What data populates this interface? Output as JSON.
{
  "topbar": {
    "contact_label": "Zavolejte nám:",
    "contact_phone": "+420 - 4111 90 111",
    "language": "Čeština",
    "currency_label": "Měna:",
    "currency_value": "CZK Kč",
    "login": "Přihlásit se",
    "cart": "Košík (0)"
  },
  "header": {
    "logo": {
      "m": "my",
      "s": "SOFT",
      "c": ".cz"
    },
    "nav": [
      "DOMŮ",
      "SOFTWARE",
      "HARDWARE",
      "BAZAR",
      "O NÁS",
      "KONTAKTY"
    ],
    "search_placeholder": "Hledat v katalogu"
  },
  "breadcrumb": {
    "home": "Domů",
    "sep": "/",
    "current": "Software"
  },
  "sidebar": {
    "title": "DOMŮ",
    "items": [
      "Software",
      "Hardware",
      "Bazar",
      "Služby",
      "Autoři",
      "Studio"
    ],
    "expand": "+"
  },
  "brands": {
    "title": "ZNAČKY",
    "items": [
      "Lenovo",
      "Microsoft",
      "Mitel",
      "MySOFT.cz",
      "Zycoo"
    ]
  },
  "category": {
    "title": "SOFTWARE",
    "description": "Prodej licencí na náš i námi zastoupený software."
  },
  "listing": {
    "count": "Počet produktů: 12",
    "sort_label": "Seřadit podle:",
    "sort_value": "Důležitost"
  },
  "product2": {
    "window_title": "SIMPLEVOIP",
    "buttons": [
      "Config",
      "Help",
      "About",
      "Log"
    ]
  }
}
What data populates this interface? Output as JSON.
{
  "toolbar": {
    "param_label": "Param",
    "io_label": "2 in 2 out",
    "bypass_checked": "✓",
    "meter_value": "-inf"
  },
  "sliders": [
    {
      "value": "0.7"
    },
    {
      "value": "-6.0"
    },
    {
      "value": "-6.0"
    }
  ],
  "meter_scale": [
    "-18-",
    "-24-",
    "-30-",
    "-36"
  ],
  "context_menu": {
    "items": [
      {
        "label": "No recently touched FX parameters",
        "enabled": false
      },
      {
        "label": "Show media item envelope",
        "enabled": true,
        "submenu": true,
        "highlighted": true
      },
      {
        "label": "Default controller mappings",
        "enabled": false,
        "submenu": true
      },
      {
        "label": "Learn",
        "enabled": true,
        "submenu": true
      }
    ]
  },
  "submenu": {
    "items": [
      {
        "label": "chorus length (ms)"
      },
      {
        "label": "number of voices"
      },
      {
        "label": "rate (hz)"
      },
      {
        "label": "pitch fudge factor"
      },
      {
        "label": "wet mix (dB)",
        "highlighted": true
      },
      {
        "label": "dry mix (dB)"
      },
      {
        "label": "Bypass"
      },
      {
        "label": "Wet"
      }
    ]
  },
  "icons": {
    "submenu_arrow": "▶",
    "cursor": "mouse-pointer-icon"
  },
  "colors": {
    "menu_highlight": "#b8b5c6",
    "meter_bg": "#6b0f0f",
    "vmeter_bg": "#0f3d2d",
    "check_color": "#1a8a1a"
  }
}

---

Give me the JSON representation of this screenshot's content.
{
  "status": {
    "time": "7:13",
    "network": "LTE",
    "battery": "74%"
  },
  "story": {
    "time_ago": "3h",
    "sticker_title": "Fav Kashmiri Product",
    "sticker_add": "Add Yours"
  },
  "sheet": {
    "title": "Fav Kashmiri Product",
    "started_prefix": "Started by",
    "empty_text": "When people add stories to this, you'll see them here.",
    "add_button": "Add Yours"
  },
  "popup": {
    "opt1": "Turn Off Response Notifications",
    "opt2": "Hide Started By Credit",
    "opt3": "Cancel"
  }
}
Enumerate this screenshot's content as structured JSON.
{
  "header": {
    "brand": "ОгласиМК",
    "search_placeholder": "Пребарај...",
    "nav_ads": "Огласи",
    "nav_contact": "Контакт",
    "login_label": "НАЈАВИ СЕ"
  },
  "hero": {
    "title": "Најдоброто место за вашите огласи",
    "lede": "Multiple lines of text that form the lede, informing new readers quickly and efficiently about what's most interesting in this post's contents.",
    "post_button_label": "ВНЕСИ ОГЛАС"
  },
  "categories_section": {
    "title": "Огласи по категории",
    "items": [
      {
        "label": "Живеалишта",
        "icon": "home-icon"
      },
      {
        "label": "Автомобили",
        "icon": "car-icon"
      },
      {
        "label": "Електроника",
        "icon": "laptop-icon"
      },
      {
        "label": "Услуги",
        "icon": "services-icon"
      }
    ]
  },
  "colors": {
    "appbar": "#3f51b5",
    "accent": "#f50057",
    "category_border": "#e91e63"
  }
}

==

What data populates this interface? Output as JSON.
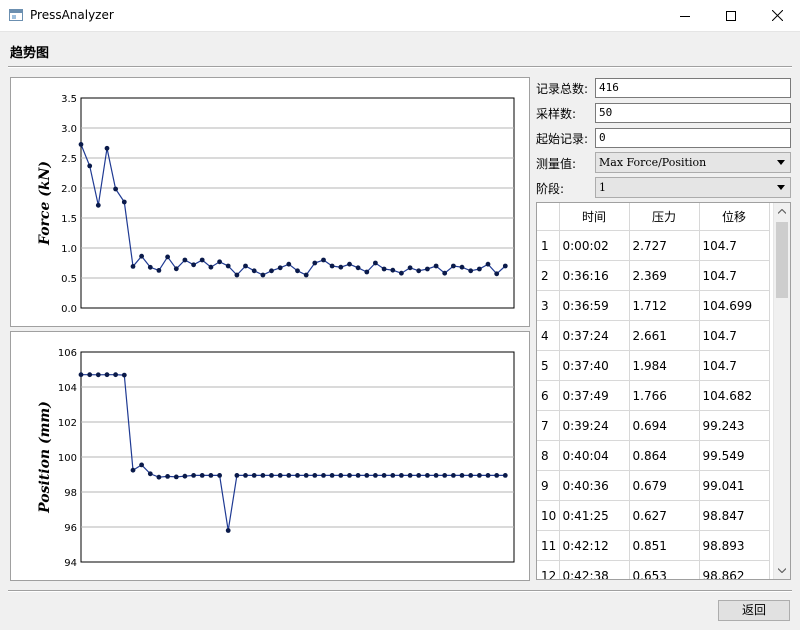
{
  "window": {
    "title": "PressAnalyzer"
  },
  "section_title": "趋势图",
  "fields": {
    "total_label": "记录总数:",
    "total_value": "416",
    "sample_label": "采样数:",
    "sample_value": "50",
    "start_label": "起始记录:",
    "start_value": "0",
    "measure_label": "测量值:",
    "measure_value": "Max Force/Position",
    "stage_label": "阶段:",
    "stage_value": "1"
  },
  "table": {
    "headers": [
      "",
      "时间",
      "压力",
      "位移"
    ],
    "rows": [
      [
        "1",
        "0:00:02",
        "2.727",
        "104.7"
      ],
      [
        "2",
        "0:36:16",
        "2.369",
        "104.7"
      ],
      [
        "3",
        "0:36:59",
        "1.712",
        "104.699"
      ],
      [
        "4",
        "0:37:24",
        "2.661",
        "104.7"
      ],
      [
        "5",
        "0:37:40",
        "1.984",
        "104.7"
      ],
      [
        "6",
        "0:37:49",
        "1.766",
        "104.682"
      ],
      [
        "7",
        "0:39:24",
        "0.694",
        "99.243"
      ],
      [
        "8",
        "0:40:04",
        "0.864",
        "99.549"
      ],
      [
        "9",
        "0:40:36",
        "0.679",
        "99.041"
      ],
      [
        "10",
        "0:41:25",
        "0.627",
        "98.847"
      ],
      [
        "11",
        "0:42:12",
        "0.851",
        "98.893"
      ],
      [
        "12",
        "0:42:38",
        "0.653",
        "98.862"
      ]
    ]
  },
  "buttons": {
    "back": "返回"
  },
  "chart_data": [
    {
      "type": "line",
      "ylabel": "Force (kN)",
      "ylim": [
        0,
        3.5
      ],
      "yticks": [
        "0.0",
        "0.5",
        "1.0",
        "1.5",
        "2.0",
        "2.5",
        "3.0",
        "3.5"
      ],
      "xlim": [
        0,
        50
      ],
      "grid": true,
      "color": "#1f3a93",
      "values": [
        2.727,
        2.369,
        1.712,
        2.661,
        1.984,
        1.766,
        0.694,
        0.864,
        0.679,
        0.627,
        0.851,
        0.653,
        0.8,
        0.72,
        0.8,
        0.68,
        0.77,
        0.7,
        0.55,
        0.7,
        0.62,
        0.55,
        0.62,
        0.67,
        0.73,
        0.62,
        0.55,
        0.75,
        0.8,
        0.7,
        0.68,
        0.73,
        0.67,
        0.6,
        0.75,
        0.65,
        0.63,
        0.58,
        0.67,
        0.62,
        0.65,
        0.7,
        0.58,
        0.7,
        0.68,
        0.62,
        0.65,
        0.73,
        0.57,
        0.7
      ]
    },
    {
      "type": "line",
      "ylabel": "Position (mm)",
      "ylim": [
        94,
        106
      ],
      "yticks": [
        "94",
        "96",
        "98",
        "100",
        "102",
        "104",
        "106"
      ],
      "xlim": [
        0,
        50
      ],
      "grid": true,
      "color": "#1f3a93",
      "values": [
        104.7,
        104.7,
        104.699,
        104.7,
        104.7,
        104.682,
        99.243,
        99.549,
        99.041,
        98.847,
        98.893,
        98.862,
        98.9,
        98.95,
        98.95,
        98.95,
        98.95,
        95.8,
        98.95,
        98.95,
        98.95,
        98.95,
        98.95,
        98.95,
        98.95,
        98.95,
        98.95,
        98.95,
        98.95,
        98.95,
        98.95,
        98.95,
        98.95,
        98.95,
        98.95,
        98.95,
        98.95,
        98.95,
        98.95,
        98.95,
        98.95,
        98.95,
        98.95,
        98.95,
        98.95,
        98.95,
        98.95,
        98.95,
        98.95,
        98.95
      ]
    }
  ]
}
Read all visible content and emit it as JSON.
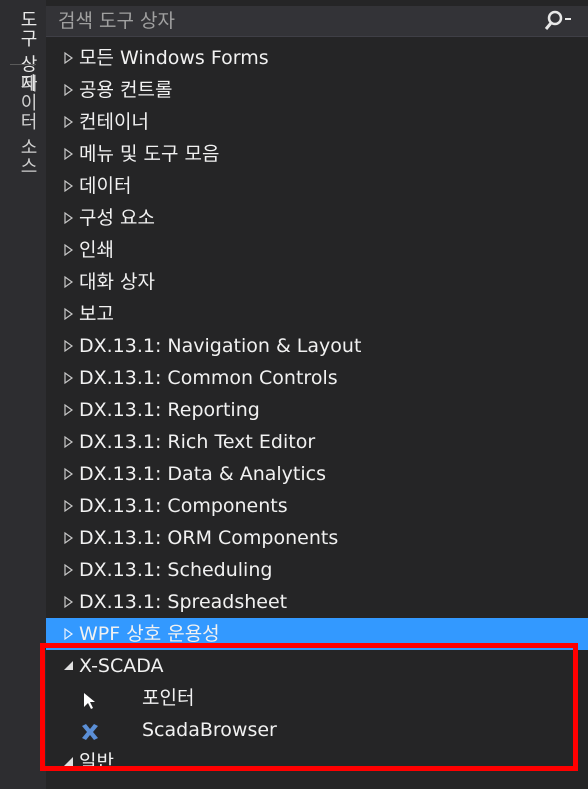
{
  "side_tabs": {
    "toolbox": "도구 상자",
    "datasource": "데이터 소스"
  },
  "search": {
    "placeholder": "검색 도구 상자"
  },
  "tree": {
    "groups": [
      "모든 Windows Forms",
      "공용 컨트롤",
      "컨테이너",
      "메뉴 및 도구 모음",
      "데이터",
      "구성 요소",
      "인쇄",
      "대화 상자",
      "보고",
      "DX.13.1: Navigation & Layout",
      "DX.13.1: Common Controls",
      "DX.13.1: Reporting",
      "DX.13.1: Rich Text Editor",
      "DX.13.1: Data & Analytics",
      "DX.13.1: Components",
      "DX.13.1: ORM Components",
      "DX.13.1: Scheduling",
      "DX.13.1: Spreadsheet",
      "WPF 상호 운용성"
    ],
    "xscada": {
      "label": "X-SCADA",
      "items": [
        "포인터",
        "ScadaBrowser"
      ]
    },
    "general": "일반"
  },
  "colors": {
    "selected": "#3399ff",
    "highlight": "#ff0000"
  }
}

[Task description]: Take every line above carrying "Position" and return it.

[Completed exercise]:
    "measure_value": "Max Force/Position",
      "ylabel": "Position (mm)",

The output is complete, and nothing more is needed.